When a line in the records contains the string "data", copy that line.

*** Begin section ***

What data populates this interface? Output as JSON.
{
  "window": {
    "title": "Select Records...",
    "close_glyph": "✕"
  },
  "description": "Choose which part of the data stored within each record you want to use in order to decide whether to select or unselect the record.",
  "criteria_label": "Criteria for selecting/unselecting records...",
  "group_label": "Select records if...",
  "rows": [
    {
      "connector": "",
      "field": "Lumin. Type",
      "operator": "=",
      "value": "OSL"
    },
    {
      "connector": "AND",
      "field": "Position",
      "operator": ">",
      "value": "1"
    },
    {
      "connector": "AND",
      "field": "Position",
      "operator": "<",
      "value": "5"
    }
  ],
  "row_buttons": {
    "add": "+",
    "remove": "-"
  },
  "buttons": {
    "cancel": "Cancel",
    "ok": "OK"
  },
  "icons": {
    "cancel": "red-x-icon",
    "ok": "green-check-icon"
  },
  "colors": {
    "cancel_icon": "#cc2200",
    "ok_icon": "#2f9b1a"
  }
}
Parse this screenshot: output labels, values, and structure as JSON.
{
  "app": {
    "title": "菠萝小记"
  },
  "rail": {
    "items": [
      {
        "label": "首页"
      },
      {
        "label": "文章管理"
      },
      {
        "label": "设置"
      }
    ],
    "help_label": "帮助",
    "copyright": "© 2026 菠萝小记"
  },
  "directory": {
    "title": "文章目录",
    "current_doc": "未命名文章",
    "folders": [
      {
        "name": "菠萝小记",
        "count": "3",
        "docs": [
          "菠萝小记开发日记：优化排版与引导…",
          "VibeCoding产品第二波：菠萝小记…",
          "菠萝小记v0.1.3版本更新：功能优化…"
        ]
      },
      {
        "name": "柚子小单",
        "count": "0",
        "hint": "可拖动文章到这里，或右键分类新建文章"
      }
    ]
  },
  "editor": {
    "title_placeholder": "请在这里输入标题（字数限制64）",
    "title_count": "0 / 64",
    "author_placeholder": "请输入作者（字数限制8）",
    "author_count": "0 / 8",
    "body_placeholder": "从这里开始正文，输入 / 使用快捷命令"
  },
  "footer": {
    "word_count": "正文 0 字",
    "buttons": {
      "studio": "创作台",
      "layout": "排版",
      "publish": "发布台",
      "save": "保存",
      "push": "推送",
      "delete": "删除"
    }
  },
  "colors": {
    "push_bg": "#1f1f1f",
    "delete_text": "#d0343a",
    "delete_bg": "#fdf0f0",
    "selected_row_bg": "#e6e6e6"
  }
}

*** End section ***

**Output of the exercise:**
What data populates this interface? Output as JSON.
  "description": "Choose which part of the data stored within each record you want to use in order to decide whether to select or unselect the record.",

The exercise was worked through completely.